Emphasize is a fun game for the pre-intermediate ESL level and above. This requires the students to use different gestures and tones depending on the given situation. The aim of this fun little ESL game is to have the students try and deduce the situation from an acting student’s tone, word stress and body language. Emphasize to your learners that they need to show different emotions such as disappointment, excitement, anger or surprise, for example. It would be a good idea to have them practice different situations first. The next step is to have your learners memorize a simple dialogue between two people. You can make up the dialogue yourself or you can use something like the following:
A: Hey, how are you?
B: Okay, thanks. And you?
A: Great! What have you been up to lately?
B: Oh, you know, not much, but I’m keeping myself busy.
A: Well, okay. It’s been good seeing you.
B: Yeah. Okay, then.
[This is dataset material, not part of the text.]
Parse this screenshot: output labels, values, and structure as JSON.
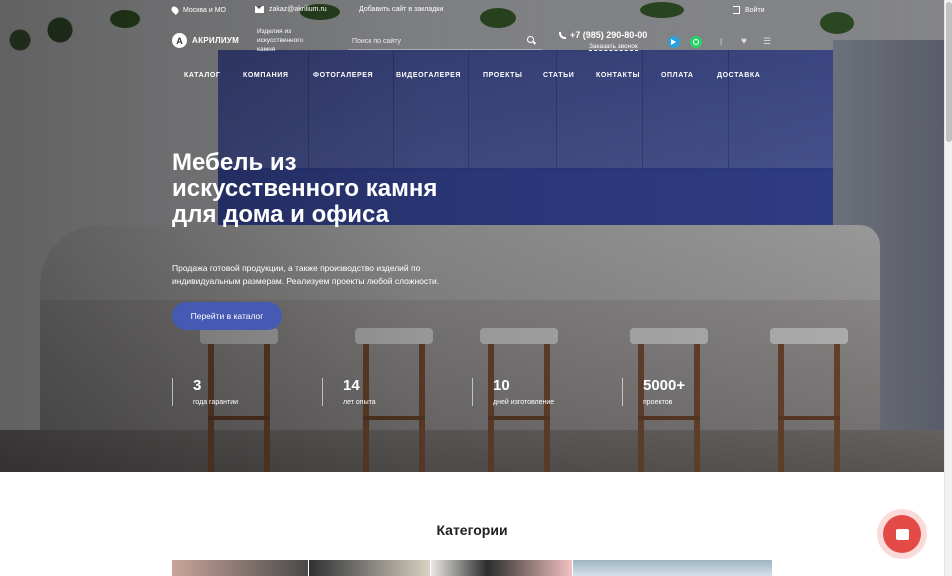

Bye!
A: See ya!
Have them practice the dialogue through choral drilling until you think they know it. Afterwards, have them practice the same dialogue in pairs, but using a normal tone.
After they’ve practiced the dialogue a few times, give each pair a scenario such as: a divorced couple, two very old people who are nearly deaf, two people who are angry at each other and so on. They’re to keep their card a secret. Using their voice and body, they’ll need to act out the dialogue for their particular situation. If it’s unclear about what the scenario is, encourage the rest of the class to ask the actors questions until they get there. For such a game that doesn’t transfer into other languages and cultures, it’s always a good idea for you to demonstrate the activity first no matter how advanced your students are.
All in all, using both gestures and mime in the English language classroom can be really beneficial for your students and yourself in a number of different situations. Be careful not to force a certain gesture, let them come naturally instead. When you figure out what works best for you, stick with it and allow your students to adapt to you.